Examples of the use of anapests in poetry include “The Sick Rose” by William Blake, “The Unknown Citizen” by W.H. Auden and “Twas The Night Before Christmas” by Clement C. Moore – which is almost entirely made up of anapests. An Anapestic tetrameter in poetry contains four anapestic metrical feet in each line, each foot having two syllables that are unstressed with the stress on the final syllable. Foot refers to the most basic unit of a poem’s meter and is a combination of stressed and unstressed syllables making up a line of the meter.
The word “anapest”, also written “anapaest” has an identical definition to “antidactylus” and means “struck back” in Greek. A dactyl is a metric foot where the stress is on the first syllable followed by two that are unstressed, which is why an anapest is considered to be a reversed dactyl.
Three forms of anapestic meter:
1. Anapestic Trimeter with 3 metrical anapestic feet each with three syllables giving each line a total of 9 syllables;
2. Anapestic Tetrameter with 4 metrical anapestic feet each having 3 syllables in anapestic form with a total of 12 syllables in each line;
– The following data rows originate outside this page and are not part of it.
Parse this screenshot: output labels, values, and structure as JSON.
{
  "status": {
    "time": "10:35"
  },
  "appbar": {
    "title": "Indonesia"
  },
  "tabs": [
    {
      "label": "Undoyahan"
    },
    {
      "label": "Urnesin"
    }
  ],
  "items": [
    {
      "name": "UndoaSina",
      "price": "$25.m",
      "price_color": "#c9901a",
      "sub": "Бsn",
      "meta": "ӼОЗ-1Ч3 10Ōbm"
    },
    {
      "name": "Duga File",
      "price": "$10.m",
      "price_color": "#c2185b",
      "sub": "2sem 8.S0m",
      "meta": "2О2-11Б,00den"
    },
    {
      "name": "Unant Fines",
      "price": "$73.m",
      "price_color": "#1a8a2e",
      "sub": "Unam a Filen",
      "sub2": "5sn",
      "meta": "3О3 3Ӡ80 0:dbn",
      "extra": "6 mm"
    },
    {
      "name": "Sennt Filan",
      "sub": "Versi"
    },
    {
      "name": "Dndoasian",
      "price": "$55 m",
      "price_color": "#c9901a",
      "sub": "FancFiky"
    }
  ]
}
3. Anapestic Hexameter the least common anapest – contains 6 anapestic feet with 3 syllables each giving a total of 18 syllables per line.
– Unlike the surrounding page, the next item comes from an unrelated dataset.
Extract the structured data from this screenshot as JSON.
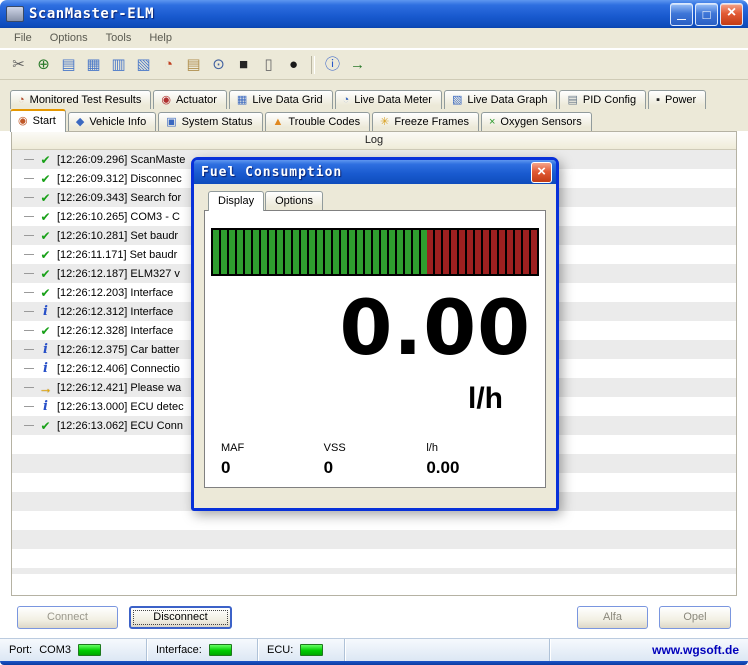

Some idioms in the English language are common examples of anapest such as the phrases: “get a life”, “costs an arm and a leg”, “feeling under the weather”, “at the drop of a hat” and the song by Cole Porter: “In the Still of the Night”. Popular poetic forms of Limerick often contain playful anapestic meter.